Background: The retina is recognized as an approachable part of the brain owing to their common embryonic origin. The electroretinogram (ERG) has proved to be a valuable tool to investigate psychiatric disorders. We therefore investigated its accuracy as a tool to differentiate schizophrenia (SZ) from bipolar disorder (BP) even after balancing patients for their main antipsychotic medication.
Methods: ERG cone and rod luminance response functions were recorded in 150 patients with SZ and 151 patients with BP and compared with 200 control subjects. We created a subgroup of subjects-45 with SZ and 45 with BP-balanced for their main antipsychotic medication.

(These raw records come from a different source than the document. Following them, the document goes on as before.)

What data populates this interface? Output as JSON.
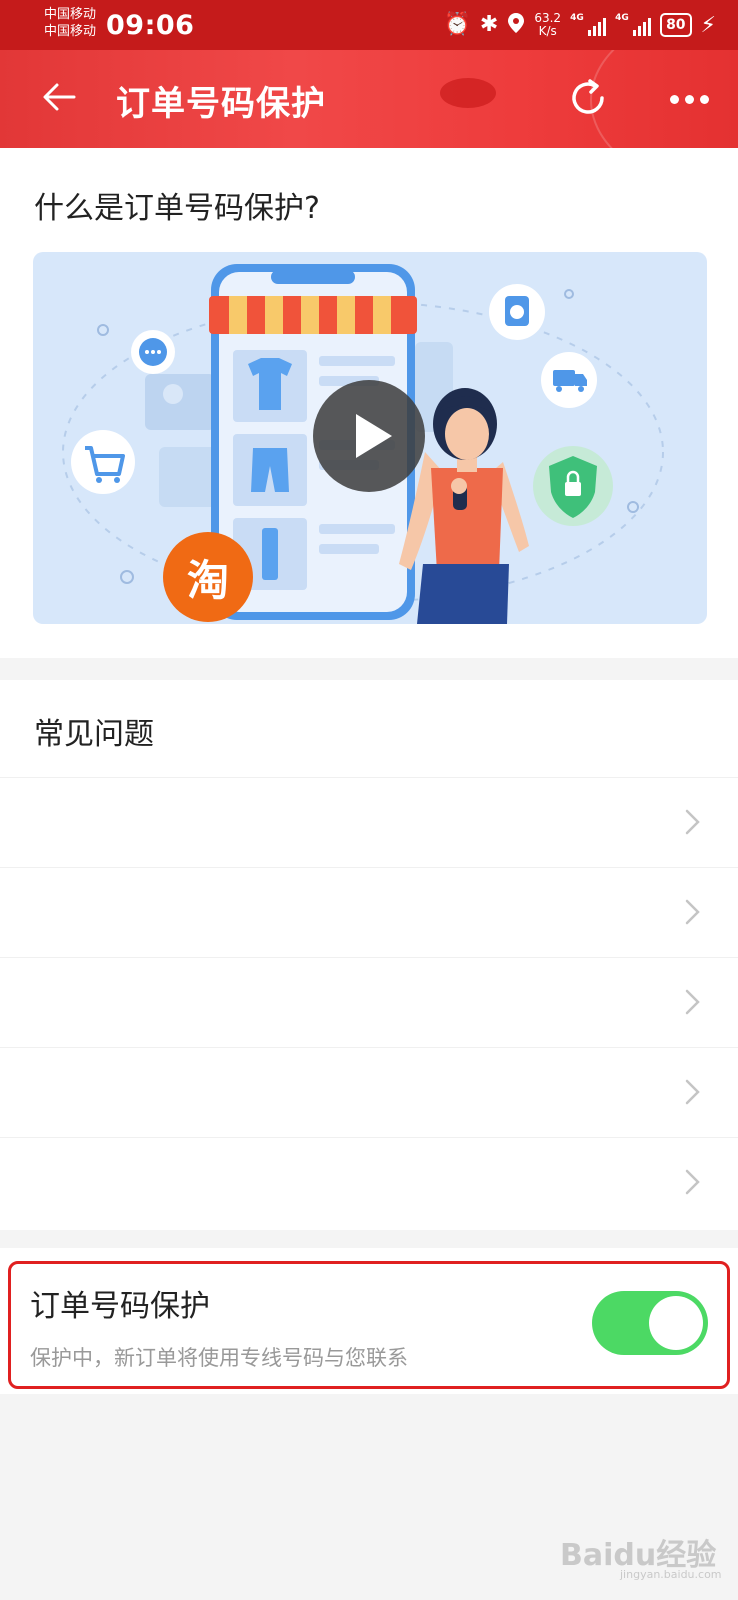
{
  "status_bar": {
    "carrier_1": "中国移动",
    "carrier_2": "中国移动",
    "time": "09:06",
    "speed_value": "63.2",
    "speed_unit": "K/s",
    "network_1": "4G",
    "network_2": "4G",
    "battery": "80",
    "icons": [
      "alarm-icon",
      "bluetooth-icon",
      "location-icon",
      "signal-icon",
      "signal-icon",
      "battery-icon",
      "charging-icon"
    ]
  },
  "nav": {
    "title": "订单号码保护",
    "icons": [
      "back-arrow-icon",
      "refresh-icon",
      "more-icon"
    ],
    "background_color": "#e83b3b"
  },
  "intro": {
    "title": "什么是订单号码保护?",
    "video_logo_text": "淘"
  },
  "faq": {
    "title": "常见问题",
    "items": [
      {
        "label": ""
      },
      {
        "label": ""
      },
      {
        "label": ""
      },
      {
        "label": ""
      },
      {
        "label": ""
      }
    ]
  },
  "protection": {
    "title": "订单号码保护",
    "subtitle": "保护中，新订单将使用专线号码与您联系",
    "toggle_on": true,
    "toggle_color": "#4cd964"
  },
  "watermark": {
    "main": "Baidu经验",
    "sub": "jingyan.baidu.com"
  }
}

Results: A reduced cone a-wave amplitude and a prolonged b-wave latency were observed in both disorders, whereas a reduced cone b-wave amplitude was present in SZ only. Reduced mixed rod-cone a- and b-wave amplitudes were observed in both disorders. Patients with SZ were distinguishable from control subjects with 0.91 accuracy, 77% sensitivity, and 91% specificity with similar numbers for patients with BP (0.89, 76%, and 88%, respectively). Patients with SZ and patients with BP could be differentiated with an accuracy of 0.86 (whole sample) and 0.83 (subsamples of 45 patients with 80% sensitivity and 82% specificity). Antipsychotic dosages were not correlated with ERG parameters.
Conclusions: The ERG waveform parameters used in this study provided a very accurate distinction between the two disorders when using a logistic regression model. This supports the ERG as a tool that could aid the clinician in the differential diagnosis of SZ and BP in stabilized medicated patients.
Keywords: Biomarker; Bipolar disorders; Electroretinogram; Psychosis; Retina; Schizophrenia.
Copyright © 2019. Published by Elsevier Inc.